If Fred Armisen and Carrie Brownstein had urged us to “put an egg on it” instead, they might have been talking about Tasty n Sons. This is Portland’s premier brunch spot, and unfortunately there are the lines to prove it. I personally prefer Screen Door or Imperial, but that’s because I don’t eat a lot of eggs. If you’re a fan of them, however, this may be your new favorite hangover breakfast.
Tasty n Sons serves diner food with an upscale Pacific Northwest twist, inspired by owner John Gorham’s travels around the country and the world. Once you make it up the wait list (give it a couple hours), try the bacon-wrapped dates and the biscuits with huckleberry compote for a snack. For your main meal, I recommend the steak and cheddar eggs for a rich, gooey meal. Hey, you waited all that time, so why not?
Prices here are pretty comparable to other brunch spots in town. Plates go for between $8 and $15.
18. Blue Star Donuts
Skip Voodoo, please. As fun as it is to wait in line for an hour for a donut with cocoa puffs on it (plot twist: it isn’t), this donut really isn’t that great. Thankfully, there are other places in the city with shorter lines and better donuts.

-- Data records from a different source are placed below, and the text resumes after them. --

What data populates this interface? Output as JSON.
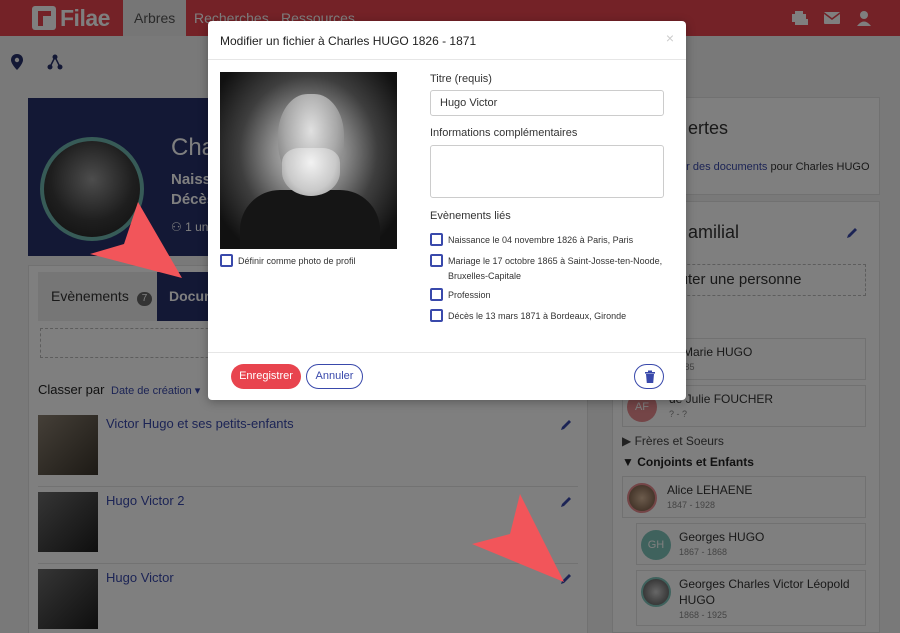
{
  "nav": {
    "logo": "Filae",
    "tabs": [
      {
        "label": "Arbres",
        "active": true
      },
      {
        "label": "Recherches",
        "active": false
      },
      {
        "label": "Ressources",
        "active": false
      }
    ],
    "icons": [
      "add-person-icon",
      "mail-icon",
      "user-icon"
    ]
  },
  "toolbar": {
    "icons": [
      "location-pin-icon",
      "tree-nodes-icon"
    ]
  },
  "profile": {
    "name": "Cha",
    "birth": "Naissa",
    "death": "Décès",
    "small": "1 un"
  },
  "tabs": {
    "events_label": "Evènements",
    "events_count": "7",
    "documents_label": "Docum"
  },
  "sort": {
    "label": "Classer par",
    "value": "Date de création"
  },
  "documents": [
    {
      "title": "Victor Hugo et ses petits-enfants"
    },
    {
      "title": "Hugo Victor 2"
    },
    {
      "title": "Hugo Victor"
    }
  ],
  "right": {
    "discoveries_title": "ertes",
    "discoveries_link": "er des documents",
    "discoveries_text": " pour Charles HUGO",
    "family_title": "amilial",
    "add_person": "jouter une personne",
    "parents": [
      {
        "name": "or Marie HUGO",
        "dates": "- 1885"
      },
      {
        "name": "de Julie FOUCHER",
        "dates": "? - ?",
        "initials": "AF"
      }
    ],
    "siblings_header": "Frères et Soeurs",
    "spouse_header": "Conjoints et Enfants",
    "spouse_children": [
      {
        "name": "Alice LEHAENE",
        "dates": "1847 - 1928"
      },
      {
        "name": "Georges HUGO",
        "dates": "1867 - 1868",
        "initials": "GH"
      },
      {
        "name": "Georges Charles Victor Léopold HUGO",
        "dates": "1868 - 1925"
      }
    ]
  },
  "modal": {
    "title": "Modifier un fichier à Charles HUGO 1826 - 1871",
    "close": "×",
    "profile_photo_label": "Définir comme photo de profil",
    "title_label": "Titre (requis)",
    "title_value": "Hugo Victor",
    "info_label": "Informations complémentaires",
    "info_value": "",
    "events_label": "Evènements liés",
    "events": [
      {
        "label": "Naissance le 04 novembre 1826 à Paris, Paris"
      },
      {
        "label": "Mariage le 17 octobre 1865 à Saint-Josse-ten-Noode, Bruxelles-Capitale"
      },
      {
        "label": "Profession"
      },
      {
        "label": "Décès le 13 mars 1871 à Bordeaux, Gironde"
      }
    ],
    "save_label": "Enregistrer",
    "cancel_label": "Annuler"
  },
  "colors": {
    "brand": "#e8444e",
    "navy": "#27306b",
    "link": "#3949ab",
    "arrow": "#f2555a"
  }
}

One of these is Blue Star. Everything here is made from scratch, and you can tell once you bite into a soft, chewy donut. The downtown location makes it easy to return again (and again and again and again).
Donuts here are creative and grown-up (think matcha powder, marionberry jam with black pepper, and passionfruit with cacao nibs). The blueberry bourbon basil donut is unexpected and delicate, as well as being glazed in a lovely purple colored icing. The creme brûlée filled one sells out fast, so consider showing up early.

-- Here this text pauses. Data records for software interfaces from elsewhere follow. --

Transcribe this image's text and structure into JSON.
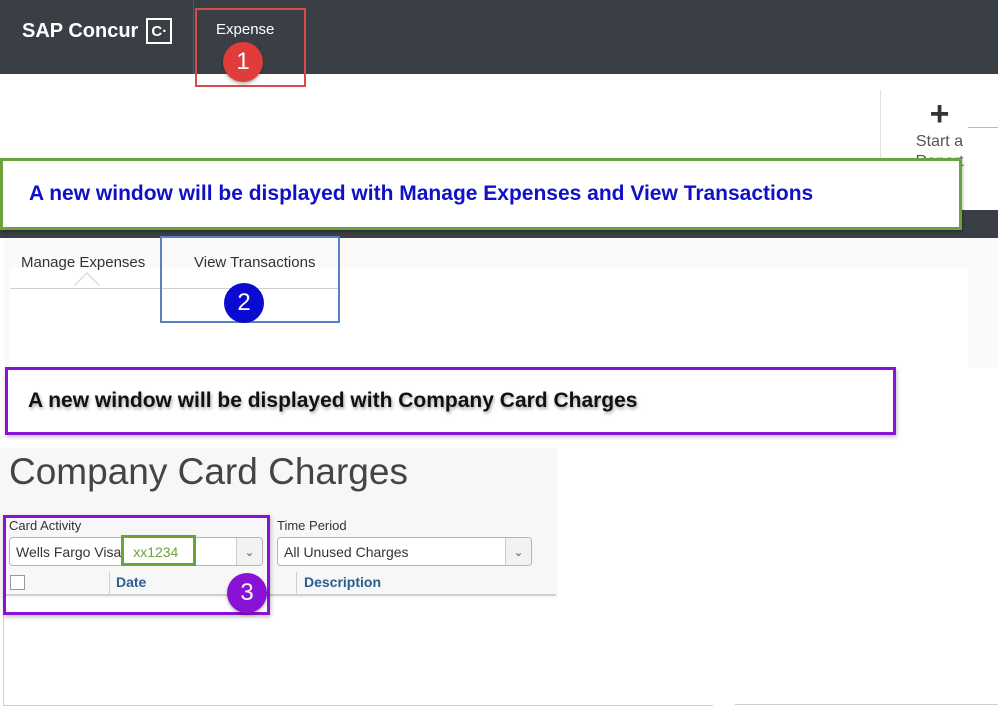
{
  "topbar": {
    "brand": "SAP Concur",
    "brand_logo_glyph": "C·",
    "nav_items": [
      {
        "label": "Expense"
      }
    ]
  },
  "panel": {
    "start_report_icon": "plus-icon",
    "start_report_label_line1": "Start a",
    "start_report_label_line2": "Report"
  },
  "tabs": [
    {
      "label": "Manage Expenses",
      "active": true
    },
    {
      "label": "View Transactions",
      "active": false
    }
  ],
  "company_card": {
    "title": "Company Card Charges",
    "card_activity": {
      "label": "Card Activity",
      "value_name": "Wells Fargo Visa",
      "value_number": "xx1234"
    },
    "time_period": {
      "label": "Time Period",
      "value": "All Unused Charges"
    },
    "columns": [
      "Date",
      "Description"
    ]
  },
  "annotations": {
    "step1": "1",
    "step2": "2",
    "step3": "3",
    "callout_views": "A new window will be displayed with Manage Expenses and View Transactions",
    "callout_cards": "A new window will be displayed with Company Card Charges",
    "colors": {
      "step1": "#e03c3c",
      "step2": "#0a0ad0",
      "step3": "#8a12d6",
      "callout_green_border": "#6aa339",
      "callout_purple_border": "#8a12d6",
      "callout_blue_text": "#1010c8"
    }
  }
}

Donuts here are around $3 apiece, and a fresh Stumptown latte will put you back about the same.
Everyone loves a good grilled cheese sandwich, and it’s even better when it’s made from high quality, local cheeses and is served out the window of a revamped school bus. Only in Portland could a quirky spot like this exist, and it doesn’t just exist, it thrives. Portlanders flock for a delicious taste of their childhood. This spot is also awesome in the summer so you can sit and enjoy your sandwich in their outdoor seating area.

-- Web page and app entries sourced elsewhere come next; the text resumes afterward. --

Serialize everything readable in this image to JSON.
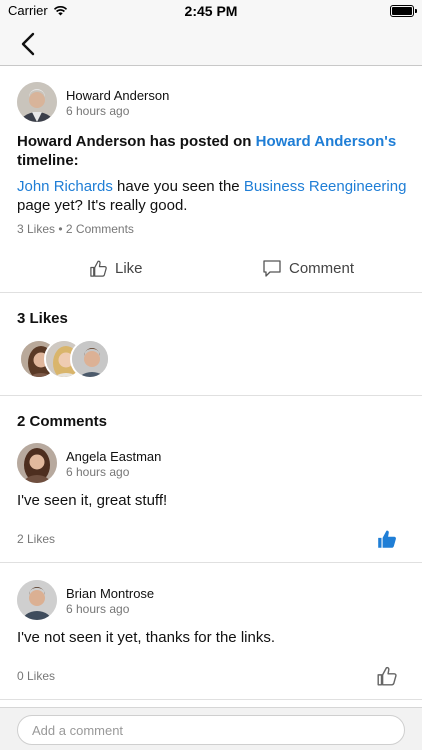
{
  "status_bar": {
    "carrier": "Carrier",
    "time": "2:45 PM"
  },
  "post": {
    "author": "Howard Anderson",
    "time": "6 hours ago",
    "headline": {
      "actor": "Howard Anderson",
      "middle": " has posted on ",
      "target": "Howard Anderson's",
      "suffix": " timeline:"
    },
    "body": {
      "mention": "John Richards",
      "text1": " have you seen the ",
      "page_link": "Business Reengineering",
      "text2": " page yet? It's really good."
    },
    "stats": "3 Likes • 2 Comments",
    "like_label": "Like",
    "comment_label": "Comment"
  },
  "likes_section": {
    "title": "3 Likes"
  },
  "comments_section": {
    "title": "2 Comments",
    "items": [
      {
        "author": "Angela Eastman",
        "time": "6 hours ago",
        "text": "I've seen it, great stuff!",
        "likes": "2 Likes",
        "liked": true
      },
      {
        "author": "Brian Montrose",
        "time": "6 hours ago",
        "text": "I've not seen it yet, thanks for the links.",
        "likes": "0 Likes",
        "liked": false
      }
    ]
  },
  "composer": {
    "placeholder": "Add a comment"
  },
  "colors": {
    "link": "#1f7ed6",
    "like_active": "#1f7ed6"
  }
}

For $4.50, you can get a basic sandwich with the crusts cut off. It’s called the Preschooler. For those of you with a more refined palate, try the Jalapeño popper grilled cheese or the BLT grilled cheese. Both are gooey, balanced, and totally indulgent. Also, the menu features a couple of rotating specials, so don’t forget to look for those.
Basic sandwiches are around $5, and the more complicated ones sell for around $7.
20. Apizza Scholls
Apizza Scholls doesn’t mess around. This is the closest you’ll get to a New York style pizza shop on the West Coast. There’s hardly any decor, hardly any service, and if you ask for anything besides what’s on the menu, you’ll get laughed at. That being said, the pizza here is outrageous, and if you’re looking for the perfect thin crust pizza, look no further.
The margherita pizza is a classic and really highlights the homemade crust, sauce and high quality cheese. If you want something a little more interesting, I recommend the sausage & mama tartufo, a sausage, pepperoncini, mushroom and truffle oil white pie that’ll make your tastebuds sing.
Personal 11″ pies are around $12. All draught beers are $5, making this a perfect spot for lunch with a few friends.
Bridgeport prides itself on being Oregon’s oldest microbrewery, and it definitely has the old school, no frills atmosphere to match. They boast a mean happy hour and serve most of their food with pairing recommendations, so you can feel *classy* while inhaling your burger and beer. Come at happy hour for a lively crowd and great deals.
The sockeye salmon melt is equal parts delicate and offensively rich, and with fresh Pacific salmon, it’s hard to beat. The bratwurst plate is tasty and of course goes well with nearly every beer. Bridgeport also has an extensive appetizer menu if all you want to do is nibble (makes room for more beer).
Nearly every food item on the menu falls somewhere between $8 and $18.